▸ **Input material**
[Start of section]
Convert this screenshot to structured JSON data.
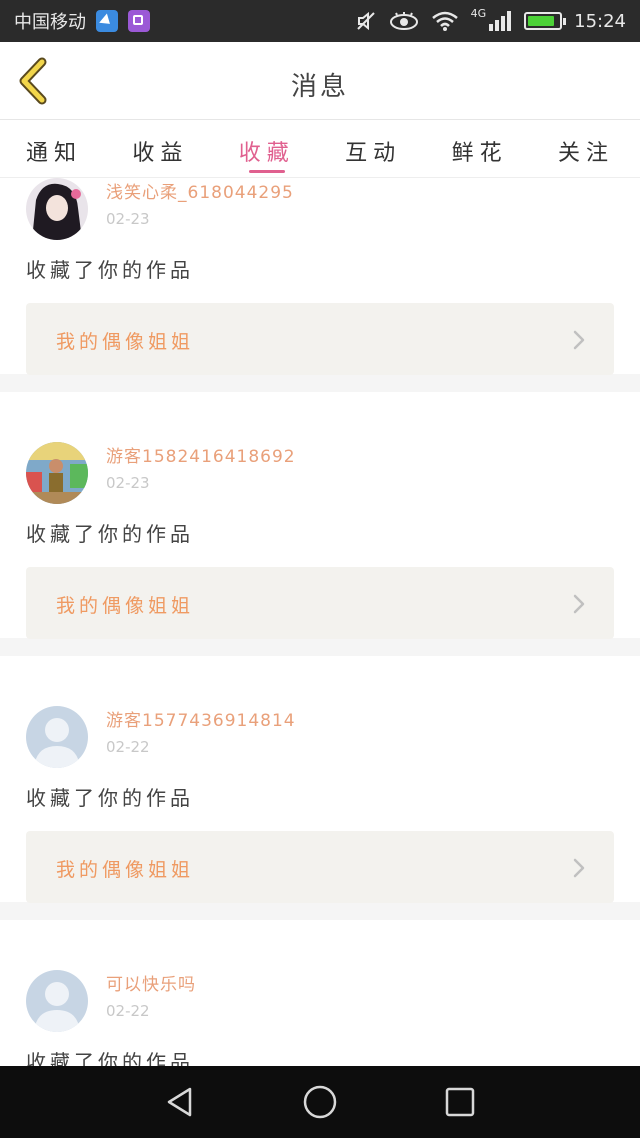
{
  "status_bar": {
    "carrier": "中国移动",
    "network": "4G",
    "time": "15:24",
    "battery_level": 0.85,
    "battery_color": "#4cd137"
  },
  "header": {
    "title": "消息",
    "back_icon": "chevron-left-icon"
  },
  "tabs": [
    {
      "label": "通知",
      "active": false
    },
    {
      "label": "收益",
      "active": false
    },
    {
      "label": "收藏",
      "active": true
    },
    {
      "label": "互动",
      "active": false
    },
    {
      "label": "鲜花",
      "active": false
    },
    {
      "label": "关注",
      "active": false
    }
  ],
  "accent_color": "#e0608f",
  "items": [
    {
      "username": "浅笑心柔_618044295",
      "date": "02-23",
      "action": "收藏了你的作品",
      "work_title": "我的偶像姐姐",
      "avatar": "photo-girl"
    },
    {
      "username": "游客1582416418692",
      "date": "02-23",
      "action": "收藏了你的作品",
      "work_title": "我的偶像姐姐",
      "avatar": "photo-child"
    },
    {
      "username": "游客1577436914814",
      "date": "02-22",
      "action": "收藏了你的作品",
      "work_title": "我的偶像姐姐",
      "avatar": "default-avatar"
    },
    {
      "username": "可以快乐吗",
      "date": "02-22",
      "action": "收藏了你的作品",
      "work_title": "",
      "avatar": "default-avatar"
    }
  ],
  "nav_bar": {
    "buttons": [
      "back-triangle-icon",
      "home-circle-icon",
      "recents-square-icon"
    ]
  }
}
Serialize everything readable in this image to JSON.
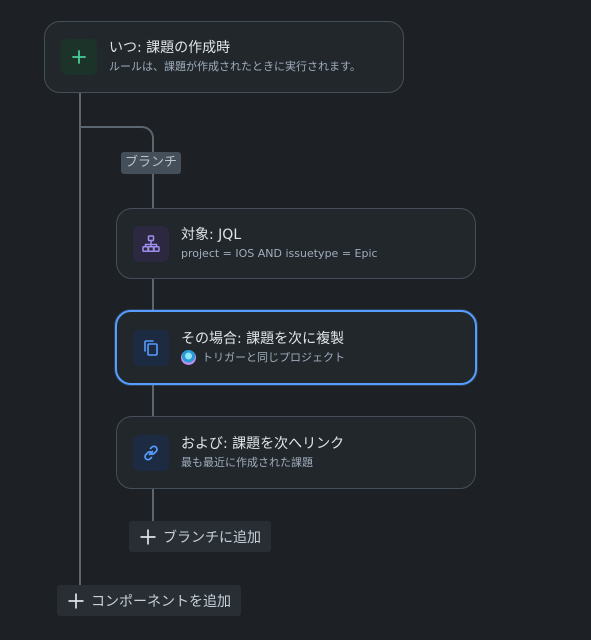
{
  "trigger": {
    "title": "いつ: 課題の作成時",
    "subtitle": "ルールは、課題が作成されたときに実行されます。",
    "icon": "plus-icon",
    "accent": "#4bce97"
  },
  "branch": {
    "label": "ブランチ",
    "condition": {
      "title": "対象: JQL",
      "subtitle": "project = IOS AND issuetype = Epic",
      "icon": "hierarchy-icon",
      "accent": "#9f8fef"
    },
    "action_clone": {
      "title": "その場合: 課題を次に複製",
      "subtitle": "トリガーと同じプロジェクト",
      "icon": "copy-icon",
      "accent": "#579dff"
    },
    "action_link": {
      "title": "および: 課題を次へリンク",
      "subtitle": "最も最近に作成された課題",
      "icon": "link-icon",
      "accent": "#579dff"
    },
    "add_button_label": "ブランチに追加"
  },
  "add_component_label": "コンポーネントを追加",
  "colors": {
    "background": "#1d2125",
    "card": "#22272b",
    "border": "#454f59",
    "selected": "#579dff"
  }
}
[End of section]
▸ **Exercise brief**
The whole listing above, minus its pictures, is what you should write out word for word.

▸ **Written solution**
Convert this screenshot to structured JSON data.
{
  "status_bar": {
    "carrier": "中国移动",
    "network": "4G",
    "time": "15:24",
    "battery_level": 0.85,
    "battery_color": "#4cd137"
  },
  "header": {
    "title": "消息",
    "back_icon": "chevron-left-icon"
  },
  "tabs": [
    {
      "label": "通知",
      "active": false
    },
    {
      "label": "收益",
      "active": false
    },
    {
      "label": "收藏",
      "active": true
    },
    {
      "label": "互动",
      "active": false
    },
    {
      "label": "鲜花",
      "active": false
    },
    {
      "label": "关注",
      "active": false
    }
  ],
  "accent_color": "#e0608f",
  "items": [
    {
      "username": "浅笑心柔_618044295",
      "date": "02-23",
      "action": "收藏了你的作品",
      "work_title": "我的偶像姐姐",
      "avatar": "photo-girl"
    },
    {
      "username": "游客1582416418692",
      "date": "02-23",
      "action": "收藏了你的作品",
      "work_title": "我的偶像姐姐",
      "avatar": "photo-child"
    },
    {
      "username": "游客1577436914814",
      "date": "02-22",
      "action": "收藏了你的作品",
      "work_title": "我的偶像姐姐",
      "avatar": "default-avatar"
    },
    {
      "username": "可以快乐吗",
      "date": "02-22",
      "action": "收藏了你的作品",
      "work_title": "",
      "avatar": "default-avatar"
    }
  ],
  "nav_bar": {
    "buttons": [
      "back-triangle-icon",
      "home-circle-icon",
      "recents-square-icon"
    ]
  }
}
Serialize everything readable in this image to JSON.
{
  "trigger": {
    "title": "いつ: 課題の作成時",
    "subtitle": "ルールは、課題が作成されたときに実行されます。",
    "icon": "plus-icon",
    "accent": "#4bce97"
  },
  "branch": {
    "label": "ブランチ",
    "condition": {
      "title": "対象: JQL",
      "subtitle": "project = IOS AND issuetype = Epic",
      "icon": "hierarchy-icon",
      "accent": "#9f8fef"
    },
    "action_clone": {
      "title": "その場合: 課題を次に複製",
      "subtitle": "トリガーと同じプロジェクト",
      "icon": "copy-icon",
      "accent": "#579dff"
    },
    "action_link": {
      "title": "および: 課題を次へリンク",
      "subtitle": "最も最近に作成された課題",
      "icon": "link-icon",
      "accent": "#579dff"
    },
    "add_button_label": "ブランチに追加"
  },
  "add_component_label": "コンポーネントを追加",
  "colors": {
    "background": "#1d2125",
    "card": "#22272b",
    "border": "#454f59",
    "selected": "#579dff"
  }
}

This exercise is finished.